Task directions:
Examine the data line by line and report how many lines include the word "Records", with no additional output.

◆ ◆ ◆ ◆ ◆ ◆ ◆

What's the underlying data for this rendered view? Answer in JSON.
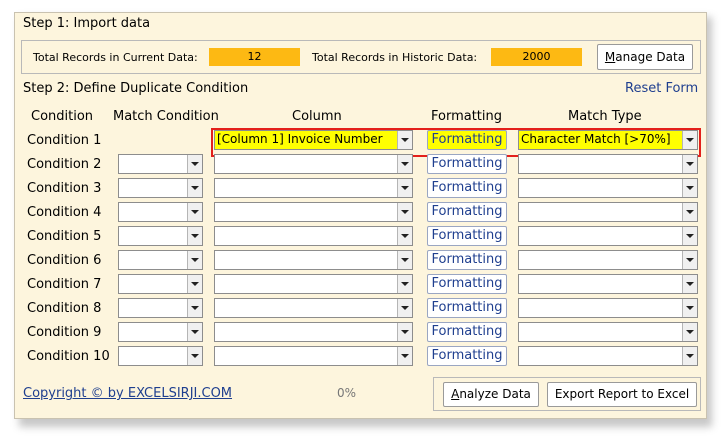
{
  "step1": {
    "title": "Step 1: Import data",
    "current_label": "Total Records in Current Data:",
    "current_value": "12",
    "historic_label": "Total Records in Historic Data:",
    "historic_value": "2000",
    "manage_button": {
      "accel": "M",
      "rest": "anage Data"
    }
  },
  "step2": {
    "title": "Step 2: Define Duplicate Condition",
    "reset_link": "Reset Form",
    "headers": {
      "condition": "Condition",
      "match_condition": "Match Condition",
      "column": "Column",
      "formatting": "Formatting",
      "match_type": "Match Type"
    },
    "rows": [
      {
        "label": "Condition 1",
        "match_condition": "",
        "column": "[Column 1] Invoice Number",
        "formatting": "Formatting",
        "match_type": "Character Match [>70%]"
      },
      {
        "label": "Condition 2",
        "match_condition": "",
        "column": "",
        "formatting": "Formatting",
        "match_type": ""
      },
      {
        "label": "Condition 3",
        "match_condition": "",
        "column": "",
        "formatting": "Formatting",
        "match_type": ""
      },
      {
        "label": "Condition 4",
        "match_condition": "",
        "column": "",
        "formatting": "Formatting",
        "match_type": ""
      },
      {
        "label": "Condition 5",
        "match_condition": "",
        "column": "",
        "formatting": "Formatting",
        "match_type": ""
      },
      {
        "label": "Condition 6",
        "match_condition": "",
        "column": "",
        "formatting": "Formatting",
        "match_type": ""
      },
      {
        "label": "Condition 7",
        "match_condition": "",
        "column": "",
        "formatting": "Formatting",
        "match_type": ""
      },
      {
        "label": "Condition 8",
        "match_condition": "",
        "column": "",
        "formatting": "Formatting",
        "match_type": ""
      },
      {
        "label": "Condition 9",
        "match_condition": "",
        "column": "",
        "formatting": "Formatting",
        "match_type": ""
      },
      {
        "label": "Condition 10",
        "match_condition": "",
        "column": "",
        "formatting": "Formatting",
        "match_type": ""
      }
    ]
  },
  "footer": {
    "copyright": "Copyright © by EXCELSIRJI.COM",
    "progress": "0%",
    "analyze_button": {
      "accel": "A",
      "rest": "nalyze Data"
    },
    "export_button": "Export Report to Excel"
  },
  "colors": {
    "background": "#fdf5dd",
    "count_fill": "#fdb913",
    "highlight_row": "#ffff00",
    "highlight_border": "#e3201b",
    "link": "#1f3f8f"
  }
}
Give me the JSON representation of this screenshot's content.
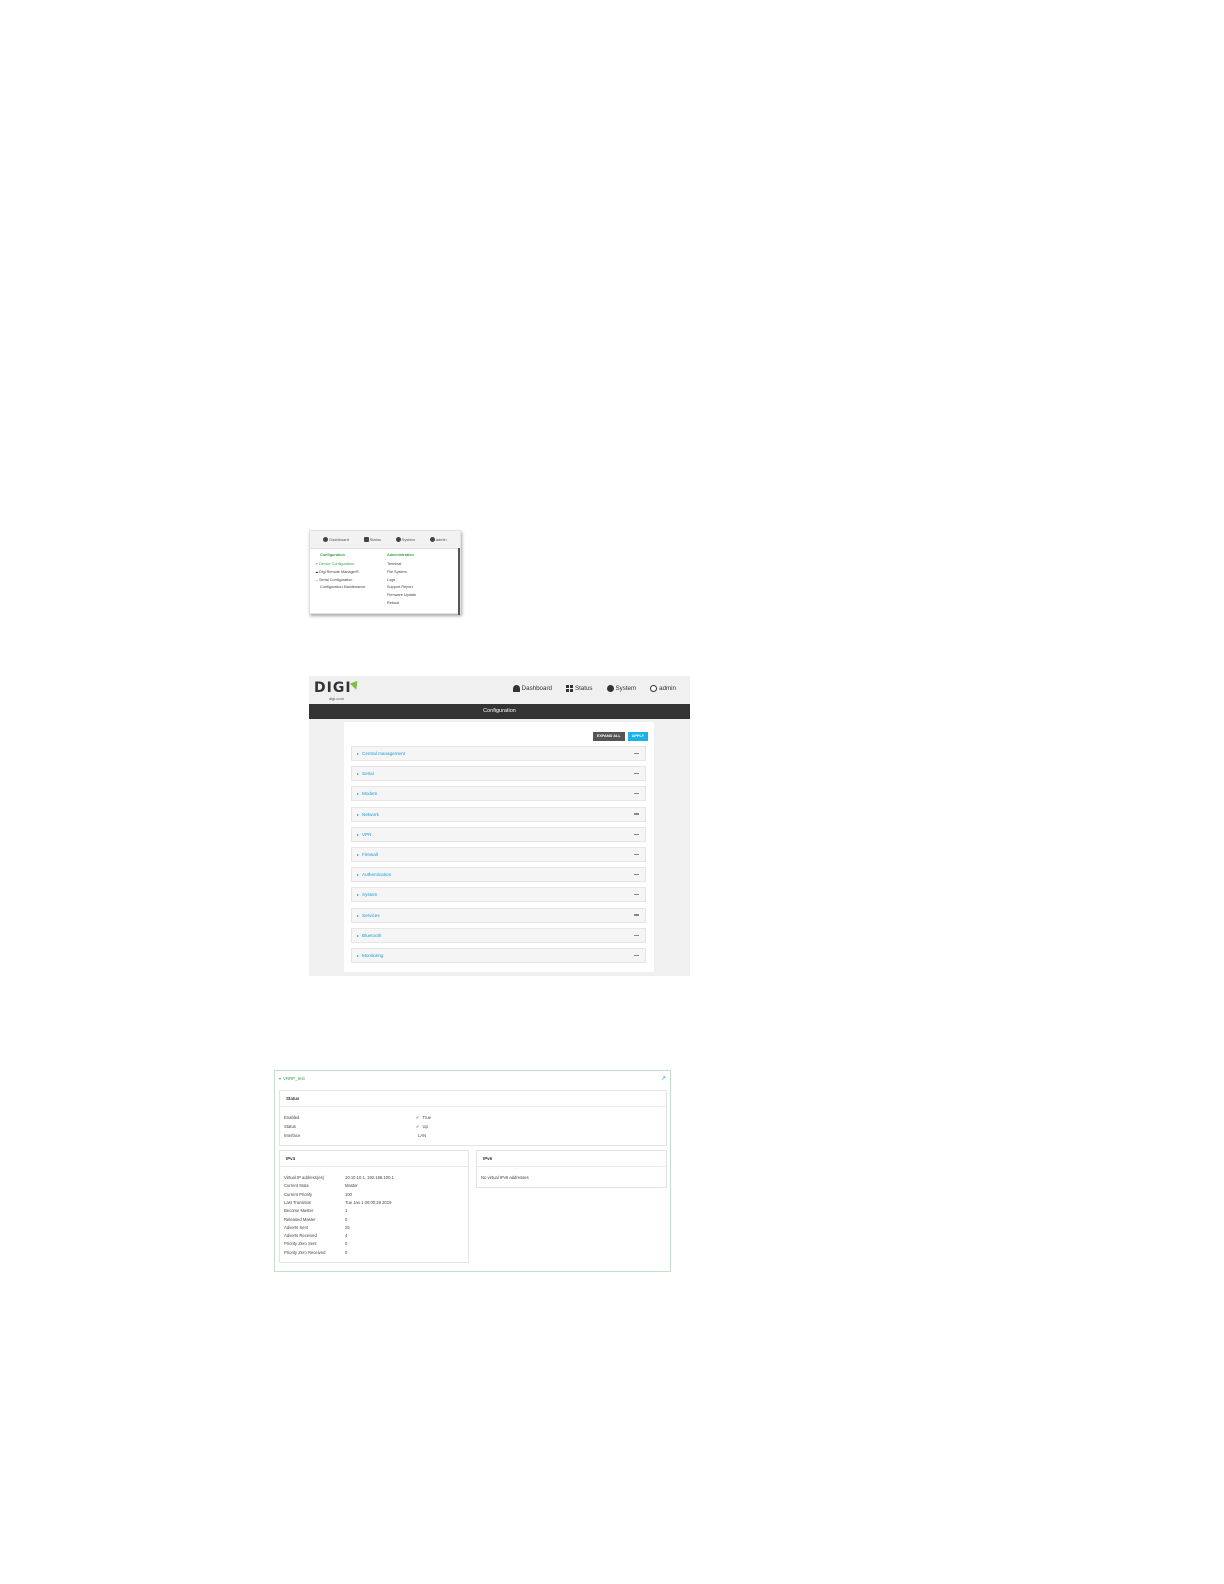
{
  "menu_shot": {
    "nav": [
      "Dashboard",
      "Status",
      "System",
      "admin"
    ],
    "configuration_heading": "Configuration",
    "configuration_items": [
      "Device Configuration",
      "Digi Remote Manager®",
      "Serial Configuration",
      "Configuration Maintenance"
    ],
    "administration_heading": "Administration",
    "administration_items": [
      "Terminal",
      "File System",
      "Logs",
      "Support Report",
      "Firmware Update",
      "Reboot"
    ]
  },
  "config_shot": {
    "logo_text": "DIGI",
    "logo_sub": "digi.com",
    "nav": {
      "dashboard": "Dashboard",
      "status": "Status",
      "system": "System",
      "admin": "admin"
    },
    "page_title": "Configuration",
    "expand_all": "EXPAND ALL",
    "apply": "APPLY",
    "sections": [
      "Central management",
      "Serial",
      "Modem",
      "Network",
      "VPN",
      "Firewall",
      "Authentication",
      "System",
      "Services",
      "Bluetooth",
      "Monitoring"
    ]
  },
  "vrrp_shot": {
    "instance": "VRRP_test",
    "status_title": "Status",
    "status_rows": [
      {
        "label": "Enabled",
        "value": "True",
        "check": true
      },
      {
        "label": "Status",
        "value": "Up",
        "check": true
      },
      {
        "label": "Interface",
        "value": "LAN",
        "check": false
      }
    ],
    "ipv4_title": "IPv4",
    "ipv4_rows": [
      {
        "label": "Virtual IP address(es)",
        "value": "10.10.10.1, 192.168.100.1"
      },
      {
        "label": "Current State",
        "value": "Master"
      },
      {
        "label": "Current Priority",
        "value": "100"
      },
      {
        "label": "Last Transition",
        "value": "Tue Jan 1 00:00:28 2019"
      },
      {
        "label": "Become Master",
        "value": "1"
      },
      {
        "label": "Released Master",
        "value": "0"
      },
      {
        "label": "Adverts Sent",
        "value": "25"
      },
      {
        "label": "Adverts Received",
        "value": "4"
      },
      {
        "label": "Priority Zero Sent",
        "value": "0"
      },
      {
        "label": "Priority Zero Received",
        "value": "0"
      }
    ],
    "ipv6_title": "IPv6",
    "ipv6_message": "No virtual IPv6 addresses"
  }
}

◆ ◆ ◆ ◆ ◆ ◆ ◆

Completed exercise:
2